​​​​​​​Illinois providers pledge to offer more transplant surgeries

surgery
Providers in Illinois have pledged to increase their transplantation activity and are encouraging more people to become organ donors.

Hospitals and health systems in Illinois are committed to increasing their transplant activities to better reach patients across the state.

Representatives from several different systems and facilities in the state came together in Chicago earlier this week to push for organ donation awareness and explain how they plan to help more people get transplants, reported the Chicago Tribune.

Rush University Medical Center, for instance, revealed it intends to double the number of kidney transplants it performs from living donors in the next three years. The 664-bed academic facility also plans to use at least 40 kidneys from patients declared brain dead, or whose hearts have stopped. Northwestern Medicine also plans to expand its programs for living donors, according to the article, and will continue investing in research to grow new organs for patients.

"Imagine a world where patients in need of organs can have a customized organ built just in time," Michael Abecassis, M.D., director of Northwestern's Comprehensive Transplant Center, told the Tribune. "We do it with cars. We should be able to do it with organs."

RELATED: How Lucile Packard became a leader in pediatric organ transplants

University of Chicago Medicine vowed to increase its transplantation activities by 20% over the next five years, and Loyola University Medical Center will launch a pancreas transplant program at some point this year, according to the article. A bill introduced recently in Illinois’ state legislature would also contribute to the cause, as it would allow 16- and 17-year-olds to register as organ donors when they get their driver's’ licenses or state identification cards.

More than 4,700 patients in Illinois are waiting for a transplant, reported CBS Chicago, and 300 of them will die while they wait for their procedures, making it even more important for key stakeholders to come together and push for more people to become organ donors.

“I think it’s about awareness in the community, it’s about partnership with the hospitals, it’s about working hard to find the homes for all of those organs so that we can make more people eligible for donations,” Kevin Cmunt, CEO of Gift of Hope Organ and Tissue Donor Network, told CBS Chicago.

Suggested Articles

Uber is moving further into healthcare with a new partnership with startup Grand Rounds enabling some of the largest employers in the U.S. to cover the cost of…
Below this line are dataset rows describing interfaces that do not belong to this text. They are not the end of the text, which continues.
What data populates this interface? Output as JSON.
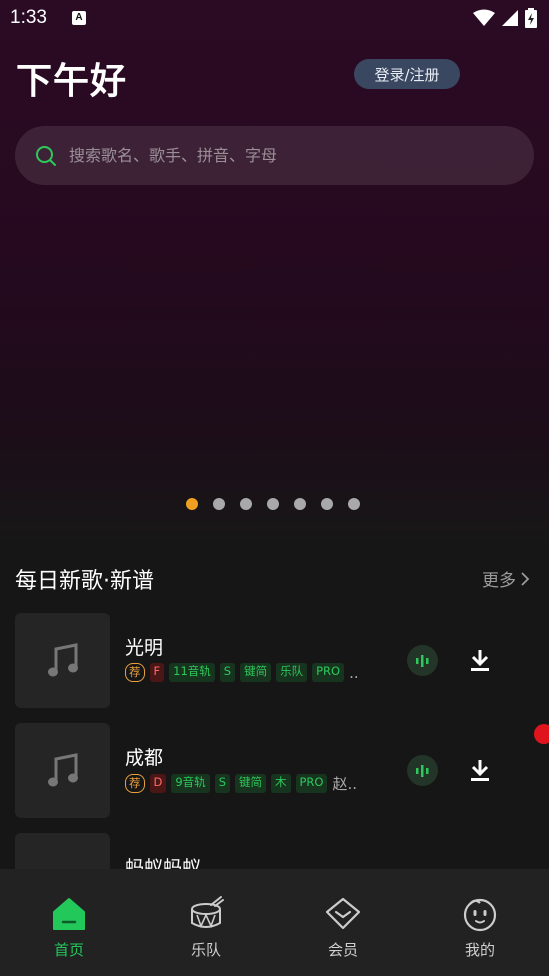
{
  "status_bar": {
    "time": "1:33",
    "notification_icon": "A"
  },
  "header": {
    "greeting": "下午好",
    "login_label": "登录/注册"
  },
  "search": {
    "placeholder": "搜索歌名、歌手、拼音、字母"
  },
  "carousel": {
    "dot_count": 7,
    "active_index": 0
  },
  "section": {
    "title": "每日新歌·新谱",
    "more_label": "更多"
  },
  "songs": [
    {
      "title": "光明",
      "tags": [
        "荐",
        "F",
        "11音轨",
        "S",
        "键简",
        "乐队",
        "PRO"
      ],
      "extra": ".."
    },
    {
      "title": "成都",
      "tags": [
        "荐",
        "D",
        "9音轨",
        "S",
        "键简",
        "木",
        "PRO"
      ],
      "extra": "赵.."
    },
    {
      "title": "蚂蚁蚂蚁",
      "tags": [],
      "extra": ""
    }
  ],
  "bottom_nav": [
    {
      "label": "首页",
      "icon": "home-icon",
      "active": true
    },
    {
      "label": "乐队",
      "icon": "drum-icon",
      "active": false
    },
    {
      "label": "会员",
      "icon": "diamond-icon",
      "active": false
    },
    {
      "label": "我的",
      "icon": "profile-face-icon",
      "active": false
    }
  ],
  "colors": {
    "accent_green": "#23c85a",
    "active_dot": "#f0a020",
    "notification": "#e0141c"
  }
}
Quartet Health has expanded to two new states with a growing focus on supporting Medicaid beneficiaries with mental health conditions.

Terminally ill patients who request that physicians make decisions for them get more aggressive end-of-life treatment, according to a new study.